After all, if the boss has every right to drive me crazy at work (which he does every single day, including Sundays and holidays), why shouldn’t he be entitled to drive me home as well?
Happily, this question has been rendered moot and academic.
The complimentary limousine service has become a neat, structured arrangement.
As soon as work is over, we move out of the parking lot and head off to Quezon City, during which time I lounge about in the back seat, listening to jazz music, and admiring the unique landscape that make Manila’s port area not a very good tourist destination.
While the passengers are only too happy to forego transportation expenses, the boss, for his part, enjoys the support, camaraderie, and good cheer of two of his hardworking subordinates.
This experience only goes to show that the best things in life are, indeed, free.
I really couldn’t ask for anything more.
Except that sometimes, I’m thinking that it wouldn’t hurt if we could cut down on the waiting time while at the parking lot.
But then again, that might be pushing my luck.
After all, I wouldn’t want the car to leave without me.

From the And the Credit Goes To Dept. This piece was published in the Manila Times in August 2005. Picture, which has very little relevance to blog entry’s subject matter, is from

Cheap thrills

(This was written and posted in a separate blog way back in August 2007 during the release of the last (?) Harry Potter novel, the title of which I don’t even recall now, two years after the fact.)

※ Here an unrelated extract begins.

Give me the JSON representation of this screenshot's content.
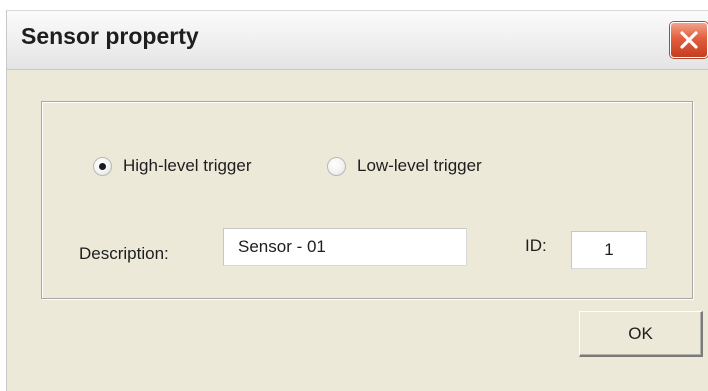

Thanks to the Internet, cheap technologies, and of course, the Chinese — who have apparently thought of everything (but that’s another story) — films and television shows have emerged as the most inexpensive forms of entertainment.
Or at least in countries like the Philippines where piracy is rampant, copying licensed material is tolerated, and enforcement of intellectual property rights is, more or less, a joke. (And a bad one at that, primarily inflicted on the predominantly Muslim sellers of pirated DVDs.)
Although piracy has introduced many excellent foreign shows to local audiences (Battlestar Galactica, for one, which I highly recommend), there are still those who care enough about the written word to actually read, let alone, buy books, despite prohibitive prices.
Take the latest Harry Potter volume.
Only available in hardcover — at least as of this writing — the book costs a lot more than my weekly lunch allowance, beer money, and poker subsidy combined.
But this didn’t prevent many Filipinos from promptly purchasing their own copies. Which is a good thing I suppose.
However since I remain unwilling to risk ulcer, skip drinking, and auto-fold during Texas Hold ‘em night, I have deliberately foregone the experience of owning and reading the last of J. K. Rowling’s series. After all, by now, pretentious, irritating, and insufferable coño kids and their pretentious, irritating, and insufferable coño parents have told everyone that their favorite teenage magician is — warning: spoiler alert — alive.
So instead of spending more than a thousand pesos on a novel whose ending I already know about, I recently decided to indulge in an old habit: that of visiting stores which sell used books.
Financially-challenged Filipinos such as myself have always looked for finds in small establishments such as Book Sale and Limited Edition which put up shelves of books along malls’ empty spaces, hoping to get some business off visitors.
And just last week, while on the way to a meeting, I chanced upon Limited Edition’s two shelves on the third floor of SM Makati.
Located right by the entrance connecting the Metro Rail Transit and the mall, I scoured the bookstands thoroughly, primarily examining non-fiction titles and checking their publication dates to see whether the contents were outdated.
Not long after, I hit the jackpot and bought two books — Maria Bartiromo’s Use the News and an old but nevertheless serviceable issue of Granta’s issue 36 which dealt with Mario Vargas Llosa’s unsuccessful bid to become the president of Peru in the late eighties.
All in all, both books cost less than three hundred pesos and no one has yet told me how each would end.
Now that’s what I call a bargain.